Well, the major difference here is in the way the data is presented. In its original announcement, the Camping Board categorized moneys from apportionments as “subsidies,” and then included these moneys within its analysis before it calculated the combined deficit of the camps. In the later analysis, the Camping Board presents the budgets for each camp independently. But instead of accounting for apportionments before calculating shortfalls for each camp, it leaves the apportionments outside of its calculations until it has presented its initial account of the “total shortfall” of the camps. As the Board suggests in the paragraph following the above chart, when apportionments are included in the calculation in order to “make up” for the shortfall, the final deficit returns to $48,428. 
What should one make of this? Well, failing to include apportionments as part of the up front budget for Camping is strange for at least two reasons.
First, it treats the United Methodist camps in Missouri as if they are not a part of the ministry of the Church. As I have noted in previous blog posts, the Camping Board does appear to embrace an ecclesiology that fails to reflect United Methodist connexionalism. Even so, treating extension ministries as if they should all be economically self-supporting independent of apportionments is an extreme position. Imagine, for instance if such a requirement were put upon homeless ministries. The Church might end up regularly lamenting that it has to continue “subsidizing” this ministry!
Second, the Camping board is not proposing to eliminate the use of apportionments to fund camping activities. It is only proposing to disburse apportionments to different activities. If it talked in the same terms about its new proposals as it did about apportionments going to our current camps the Camping Board would have to suggest that it is proposing a new plan that will start out with a $435,000 shortfall (in addition to the reserve funds that it is spending on mobile camps).

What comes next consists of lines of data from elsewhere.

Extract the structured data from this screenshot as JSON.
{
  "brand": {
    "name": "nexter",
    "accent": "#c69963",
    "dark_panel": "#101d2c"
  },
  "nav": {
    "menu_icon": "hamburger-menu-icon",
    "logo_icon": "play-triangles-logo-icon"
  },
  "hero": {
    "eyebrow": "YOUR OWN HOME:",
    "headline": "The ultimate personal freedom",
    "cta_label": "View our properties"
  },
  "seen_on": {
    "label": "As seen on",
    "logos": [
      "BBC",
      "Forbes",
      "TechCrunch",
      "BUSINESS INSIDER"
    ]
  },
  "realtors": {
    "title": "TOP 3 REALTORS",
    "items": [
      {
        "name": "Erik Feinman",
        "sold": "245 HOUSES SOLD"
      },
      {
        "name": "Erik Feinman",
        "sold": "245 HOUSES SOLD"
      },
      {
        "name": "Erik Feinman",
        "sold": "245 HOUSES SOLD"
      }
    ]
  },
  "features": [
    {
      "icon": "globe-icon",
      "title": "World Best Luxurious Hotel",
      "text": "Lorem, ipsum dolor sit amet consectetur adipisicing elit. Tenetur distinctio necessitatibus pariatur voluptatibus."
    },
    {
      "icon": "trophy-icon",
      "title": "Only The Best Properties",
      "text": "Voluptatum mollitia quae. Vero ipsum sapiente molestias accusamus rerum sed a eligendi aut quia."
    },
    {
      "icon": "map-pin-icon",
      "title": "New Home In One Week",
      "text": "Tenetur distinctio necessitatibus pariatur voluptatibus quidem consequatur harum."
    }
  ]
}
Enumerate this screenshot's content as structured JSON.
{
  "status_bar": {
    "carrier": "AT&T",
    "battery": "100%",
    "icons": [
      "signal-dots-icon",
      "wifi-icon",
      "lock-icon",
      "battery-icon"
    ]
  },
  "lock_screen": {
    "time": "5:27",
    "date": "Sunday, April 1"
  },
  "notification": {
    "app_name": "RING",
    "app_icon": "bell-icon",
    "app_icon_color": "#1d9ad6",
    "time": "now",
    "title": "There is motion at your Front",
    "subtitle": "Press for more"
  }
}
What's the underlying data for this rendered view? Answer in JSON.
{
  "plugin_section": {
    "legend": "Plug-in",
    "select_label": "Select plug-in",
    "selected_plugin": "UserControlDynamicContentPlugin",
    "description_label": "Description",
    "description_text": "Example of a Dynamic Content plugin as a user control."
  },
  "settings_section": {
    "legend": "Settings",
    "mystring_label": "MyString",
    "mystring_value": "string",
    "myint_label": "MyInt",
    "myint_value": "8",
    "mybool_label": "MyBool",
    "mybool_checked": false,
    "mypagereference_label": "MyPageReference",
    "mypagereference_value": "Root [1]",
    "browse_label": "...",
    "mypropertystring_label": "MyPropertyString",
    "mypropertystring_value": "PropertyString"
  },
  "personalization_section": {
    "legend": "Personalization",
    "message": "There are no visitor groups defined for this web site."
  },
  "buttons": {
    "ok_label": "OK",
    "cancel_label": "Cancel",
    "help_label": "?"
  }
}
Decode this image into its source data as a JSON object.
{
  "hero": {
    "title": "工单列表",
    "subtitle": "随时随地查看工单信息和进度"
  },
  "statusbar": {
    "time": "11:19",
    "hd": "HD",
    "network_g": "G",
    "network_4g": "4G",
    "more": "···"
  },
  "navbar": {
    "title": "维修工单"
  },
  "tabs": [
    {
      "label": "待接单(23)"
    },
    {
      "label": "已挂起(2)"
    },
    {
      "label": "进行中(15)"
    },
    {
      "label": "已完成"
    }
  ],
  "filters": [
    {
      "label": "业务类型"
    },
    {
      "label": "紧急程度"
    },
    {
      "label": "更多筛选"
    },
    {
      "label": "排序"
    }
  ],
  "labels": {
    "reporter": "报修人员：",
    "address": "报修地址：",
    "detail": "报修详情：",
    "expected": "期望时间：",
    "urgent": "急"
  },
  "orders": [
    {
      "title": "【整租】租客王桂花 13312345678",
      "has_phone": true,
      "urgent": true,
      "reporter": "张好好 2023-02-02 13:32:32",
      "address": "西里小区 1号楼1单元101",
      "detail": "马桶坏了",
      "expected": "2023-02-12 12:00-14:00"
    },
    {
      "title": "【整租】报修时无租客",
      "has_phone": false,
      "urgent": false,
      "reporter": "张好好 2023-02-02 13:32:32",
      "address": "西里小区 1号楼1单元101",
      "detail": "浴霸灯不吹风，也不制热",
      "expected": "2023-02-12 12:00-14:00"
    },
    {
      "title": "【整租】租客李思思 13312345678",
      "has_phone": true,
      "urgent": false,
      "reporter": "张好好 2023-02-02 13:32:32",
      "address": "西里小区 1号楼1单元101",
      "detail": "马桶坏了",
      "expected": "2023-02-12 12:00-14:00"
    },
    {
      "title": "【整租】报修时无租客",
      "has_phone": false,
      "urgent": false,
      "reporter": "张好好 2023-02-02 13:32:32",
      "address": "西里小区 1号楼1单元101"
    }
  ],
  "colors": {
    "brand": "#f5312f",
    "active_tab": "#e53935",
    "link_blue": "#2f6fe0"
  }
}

That, however is not how the Board talks about the financial information around their own proposal. When they write about the apportionments designated for their new proposals, they state: “We are currently planning to maintain the present funding level.” Apportionments, which were treated as “subsidies” in their original analysis of camps, and presented as a way to make up “shortfalls” in their most recent analysis of camps, have assumed a role as part of normal “funding” when applied to the Camping Board’s own proposals.
Whatever their intention, the way the Board presents this information has the upshot of making the Camps look to be in financially worse shape than they would appear to be under alternate analysis.
For instance, what if the Board analyzed the camping budget in the same terms that is analyzes its own proposal; locating apportionments as part of the budgeted funding of the camps? Dispersing apportionments strategically (first to cover the needs of the camps with the smallest gaps between revenue and expenses and working ones way up), the resulting chart looks like this:
In other words, when analyzed in this way, with current levels of apportionments only one of Missouri’s United Methodist camps is running in the red. Three of them are running with no shortfall. If these numbers remained the same, elimination of one camp could leave Missouri Camping ministries with a funding surplus of $117,771. The elimination of two could leave the Conference a surplus of $236,513. On the basis of these numbers, if the Missouri Annual conference wanted to, it could maintain two of its camps while simultaneously directing 55% of its current camping apportionments (in addition to its reserve funds) toward new camping initiatives.
As has happened at every step of this process thus far, the results raise questions: Why does it appear that none of these alternatives were explored by the Camping Board? And why do the communications from the Camping Board continue to be structured in ways that make it harder for alternatives to become a topic for discussion now?
 It turns out that the actual apportionments collected for camps in 2013 was $431,136. This is a bit below average, leading to a slightly larger deficit that would otherwise have occurred.